Recent Blog Posts
If you talk to anyone that has served as a personal representative, or anyone that has been a beneficiary of a Will, they will both tell you the same thing. Both will say they would like the process to go faster. For a personal representative to finish their duties and for beneficiaries to receive… Read More »
Unfortunately, the time has come. A loved one has passed away. If the decedent had a will, the decedent named an executor – you. Or if the decedent died intestate (without a will), it turns out that you might be the one whom the law selects to be administrator of the estate. There could be… Read More »
The passing of a parent can cause discord within a family. This is especially true when a parent has left assets for their children. The children might not be convinced that the parent meant to leave assets in the way a will or trust states. Or the children might be dissatisfied by how the… Read More »
A recent Nevada law expanded the fiduciary duties of financial professionals. In Nevada, financial planners, trustees, investment advisors, and other professionals must make disclosures to their clients about fees, insurance, investments and other actions. Fiduciaries must put their client’s interests ahead of their own interests.
People, especially the elderly, are often vulnerable to undue influence when creating a will or trust or making other estate planning decisions. When a court determines that undue influence was a factor in the terms of a document, the claim may be filed.
Trust documents usually describe specific terms and circumstances for when trusts terminate. Nevada law specifies that interested parties (e.g., trustees or beneficiaries) may ask a Nevada probate court to terminate a trust if continuing the trust is no longer feasible or economical.
Unless you are both the trustee and sole beneficiary of a trust, being a trustee can be a very difficult and thankless job. Trustees have a responsibility to follow the terms of the trust and protect the interests of the beneficiaries. But, beneficiaries, co-trustees, or creditors may contest your actions as trustee because they feel you did not fulfill your obligations.
The terms of distribution for a trust are outlined in the trust agreement (the document that governs the trust). Each type of trust has its own requirements for distributing funds. The trustees have a fiduciary duty requiring them to follow the distribution scheme in the trust agreement.

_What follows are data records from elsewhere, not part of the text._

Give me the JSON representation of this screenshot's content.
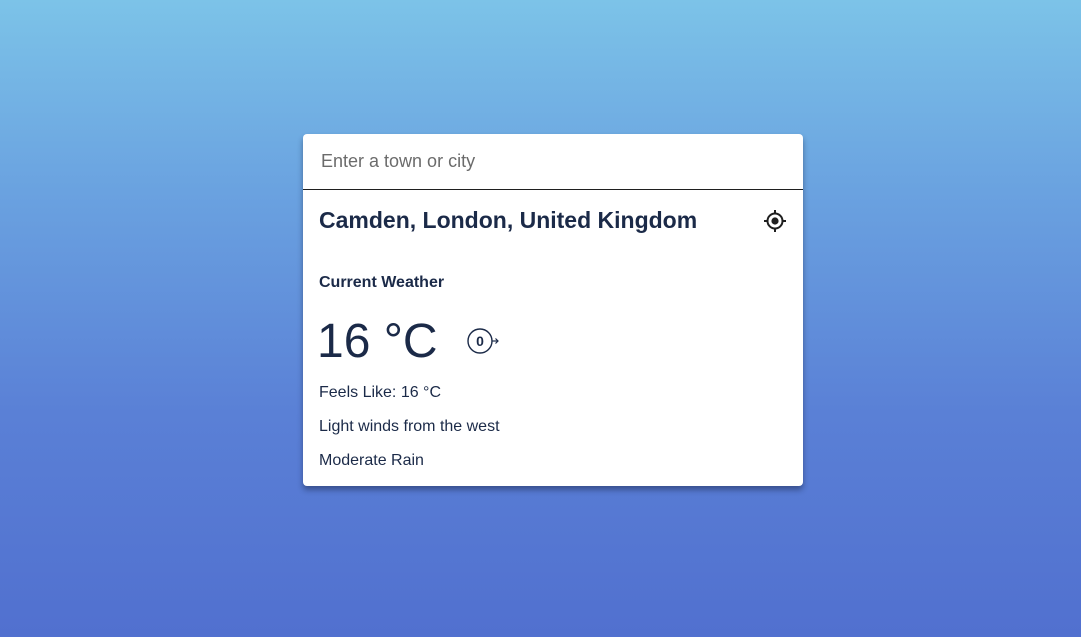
{
  "search": {
    "placeholder": "Enter a town or city",
    "value": ""
  },
  "location": {
    "name": "Camden, London, United Kingdom",
    "locate_icon": "crosshair-target-icon"
  },
  "weather": {
    "section_title": "Current Weather",
    "temperature": "16 °C",
    "wind_speed": "0",
    "wind_direction_icon": "wind-direction-arrow-icon",
    "feels_like_label": "Feels Like",
    "feels_like_value": "16 °C",
    "wind_description": "Light winds from the west",
    "condition": "Moderate Rain"
  },
  "colors": {
    "background_top": "#7cc3e8",
    "background_bottom": "#5170cf",
    "text": "#1b2a48",
    "card": "#ffffff"
  }
}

In Nevada, a trustee is the person designated to be the owner and manager of trust assets. Nevada State Law requires trustees to be even more careful with the trust assets than they would be with their own. This is called a fiduciary standard of care.
In Nevada, the person that the court appoints to administer and execute the terms of a will is called a personal representative. The personal representative may be an executor who is nominated by the will or an administrator who is named by the court when there is no will or no executor was named in the will.